Last year, Police Commissioner Cheryl Clapprood anounced that she was converting the corrupt narcotics unit to a presumably equally corrupt firearms unit, as though letting these lying pigs plant guns on people instead of drugs were an improvement.
There are so many problems in this state that need solving.
We need affordable housing, not cops who show up to seize homeless people’s possessions, crush their wheelchairs in garbage trucks, and tell them to get fucked and move along.
We need mental-health services for people in crisis instead of cops who show up to shoot them to death.
We need real addiction treatment and harm-reduction services, not coercive “treatment” in jails, so that people who have turned to drugs to ease their despair stop dying in droves.
We need public transportation that doesn’t break down constantly, that doesn’t kill people, that isn’t so dangerous it necessitates a federal investigation.
We need to invest in mitigating the effects of climate change so that our state capital doesn’t end up under the fucking ocean.
Meanwhile, cops gobble up our resources. They become millionaires thanks to contracts that force taxpayers to pay them overtime when they’re not even at their so-called jobs. But it isn’t enough for these greedy bastards, so they steal from us with their overtime-fraud scams again and again.
And when we protest against them, they show up to collect even more overtime while they assault us with weapons paid for with our own tax dollars and laugh about it.
Over the years, people who have called for police reform have often been accused of being “anti-police.”
“I’m not anti-police,” they’ll usually respond. “I just want better policing.”
You can call me anti-police if you want.
If the events of the past decade — if even the news of cops standing by while kids were being killed in the next room — isn’t enough to convince you that we need to fundamentally rethink our society’s understanding of safety, then nothing will.
You can’t reform the police. You can’t fix the police by hiring different people, by providing better training, or by putting new accountability measures in place, and you definitely can’t fix the police by throwing more money at them.
Police are not here to keep us safe. Police are what we get when politicians decide they’d rather not address our problems. Police are a blight on humanity.
We deserve to live in a society that invests its vast wealth in life, not death. A society that uses its resources to uplift people, not to inflict pain and punishment. A society that doesn’t manufacture tools of murder and put them in the hands of teenagers or cops, because we can’t trust either group with that responsibility.
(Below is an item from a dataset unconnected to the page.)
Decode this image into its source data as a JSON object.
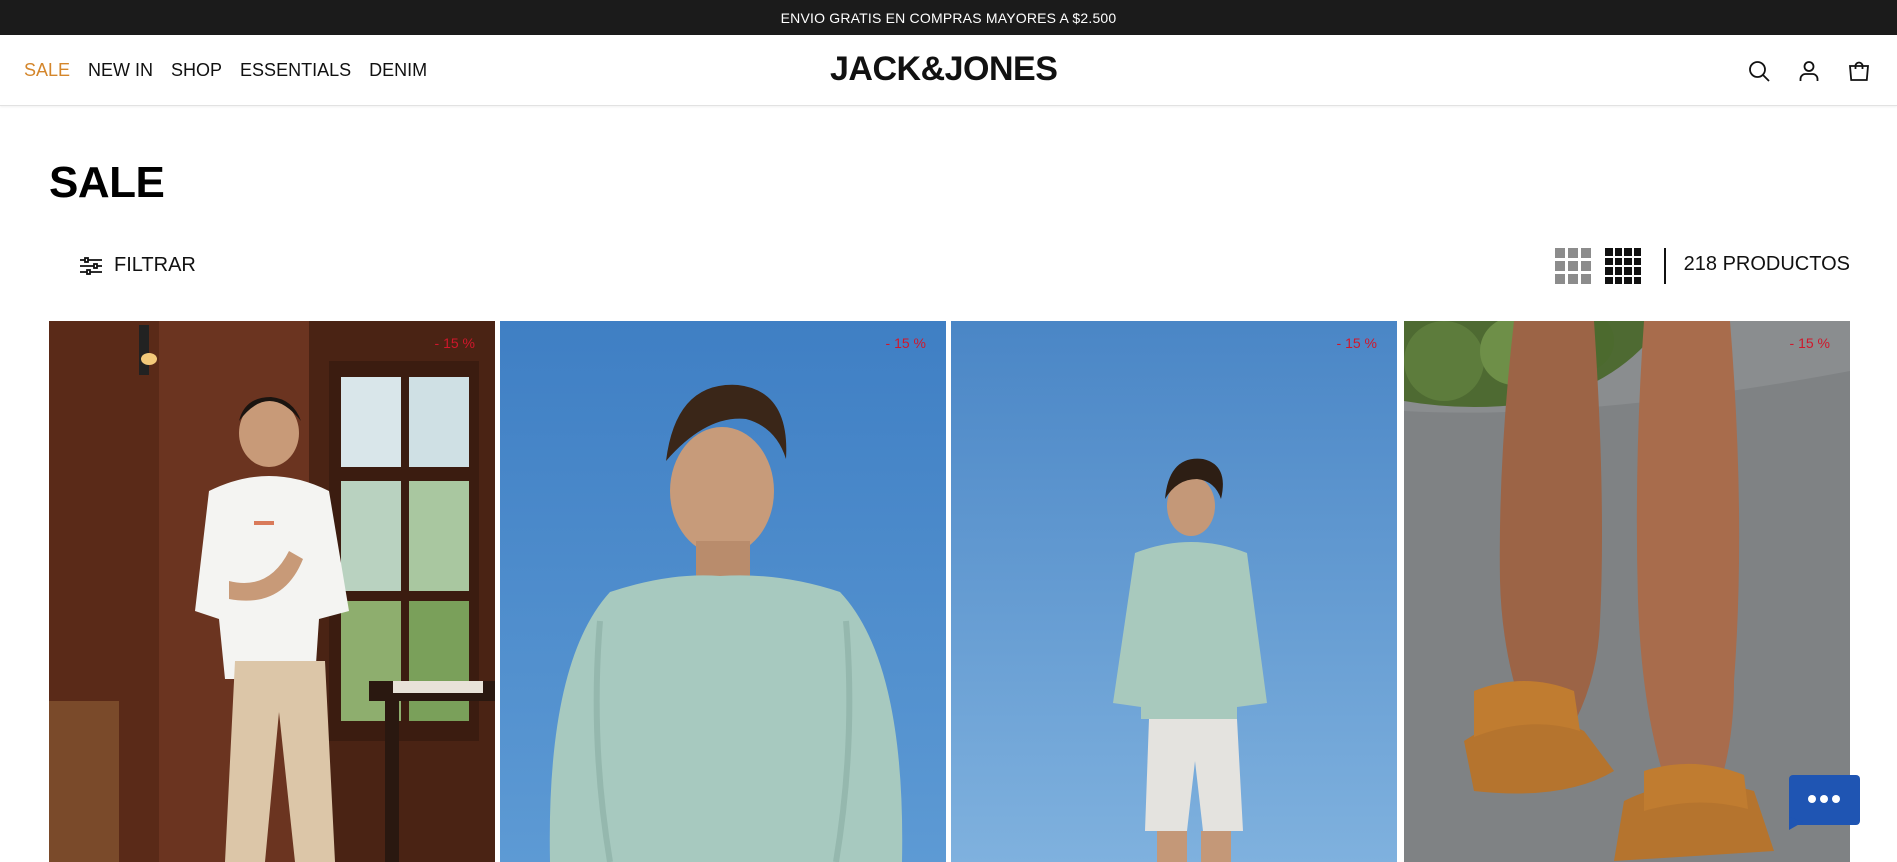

I don’t know if we’ll ever abolish the police, but we need to stand up to them and tell them that we’re done letting them run our society. We need to slash police budgets, lay off lots of cops, and put in place new programs that promote our wellbeing and safety.
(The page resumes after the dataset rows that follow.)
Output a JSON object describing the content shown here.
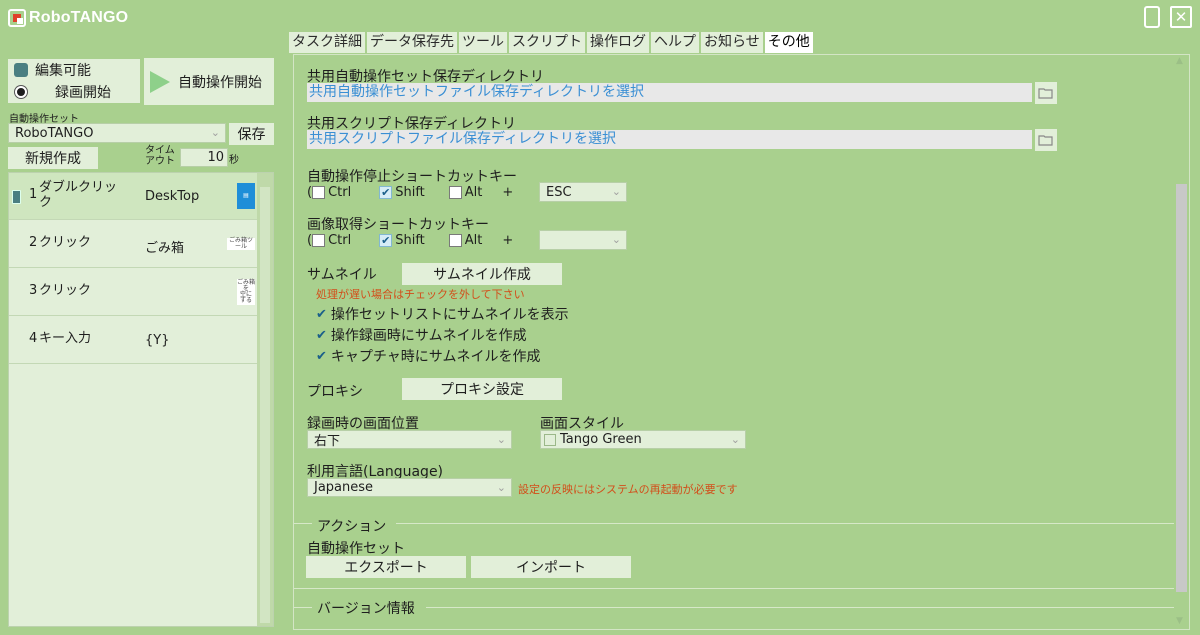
{
  "app": {
    "title": "RoboTANGO"
  },
  "left": {
    "editable_label": "編集可能",
    "record_label": "録画開始",
    "auto_run_label": "自動操作開始",
    "set_label": "自動操作セット",
    "set_value": "RoboTANGO",
    "save_label": "保存",
    "new_label": "新規作成",
    "timeout_label": "タイム\nアウト",
    "timeout_value": "10",
    "timeout_unit": "秒"
  },
  "tasks": [
    {
      "num": "1",
      "action": "ダブルクリック",
      "target": "DeskTop",
      "thumb": ""
    },
    {
      "num": "2",
      "action": "クリック",
      "target": "ごみ箱",
      "thumb": "ごみ箱ツール"
    },
    {
      "num": "3",
      "action": "クリック",
      "target": "",
      "thumb": "ごみ箱を\n空にする"
    },
    {
      "num": "4",
      "action": "キー入力",
      "target": "{Y}",
      "thumb": ""
    }
  ],
  "tabs": [
    "タスク詳細",
    "データ保存先",
    "ツール",
    "スクリプト",
    "操作ログ",
    "ヘルプ",
    "お知らせ",
    "その他"
  ],
  "active_tab": "その他",
  "settings": {
    "shared_set_dir_label": "共用自動操作セット保存ディレクトリ",
    "shared_set_dir_value": "共用自動操作セットファイル保存ディレクトリを選択",
    "shared_script_dir_label": "共用スクリプト保存ディレクトリ",
    "shared_script_dir_value": "共用スクリプトファイル保存ディレクトリを選択",
    "stop_shortcut_label": "自動操作停止ショートカットキー",
    "capture_shortcut_label": "画像取得ショートカットキー",
    "paren": "(",
    "ctrl": "Ctrl",
    "shift": "Shift",
    "alt": "Alt",
    "plus": "+",
    "stop_key": "ESC",
    "capture_key": "",
    "thumbnail_label": "サムネイル",
    "thumbnail_button": "サムネイル作成",
    "thumbnail_warning": "処理が遅い場合はチェックを外して下さい",
    "thumb_opt1": "操作セットリストにサムネイルを表示",
    "thumb_opt2": "操作録画時にサムネイルを作成",
    "thumb_opt3": "キャプチャ時にサムネイルを作成",
    "proxy_label": "プロキシ",
    "proxy_button": "プロキシ設定",
    "rec_position_label": "録画時の画面位置",
    "rec_position_value": "右下",
    "style_label": "画面スタイル",
    "style_value": "Tango Green",
    "language_label": "利用言語(Language)",
    "language_value": "Japanese",
    "language_note": "設定の反映にはシステムの再起動が必要です"
  },
  "action_group": {
    "title": "アクション",
    "set_label": "自動操作セット",
    "export_label": "エクスポート",
    "import_label": "インポート"
  },
  "version_group": {
    "title": "バージョン情報"
  },
  "colors": {
    "background": "#a9d08e",
    "control": "#e2efd9",
    "accent": "#4a7f81",
    "link": "#3a8fd4",
    "warning": "#d24e1a"
  }
}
As the cops killed Eric Garner, he said “I can’t breathe.” He said something else before that: “It stops today.”
It won’t stop today, just like it didn’t stop that day. I don’t know if we’ll see any significant progress on guns or police in the near future. I don’t even think taking the bloody, bullet-riddled bodies of those 19 dead kids and dumping them on Joe Manchin’s desk would make a difference.
But we have to try, or it won’t stop tomorrow either.
One other thing. It’s Memorial Day, so check out this documentary by NECN’s Shira Stoll about Denis Reynoso, a veteran who survived the Iraq war only to be killed by cops back in this country. In 2013, Reynoso was experiencing a mental-health crisis when three Lynn cops forced their way into his home and shot him to death in front of his son, who was then five years old.
I contributed video to the documentary, and when it first aired in November, it was gratifying knowing that work I did years ago was still helping to raise awareness about what happened.
Thats’s all for now. Until next time.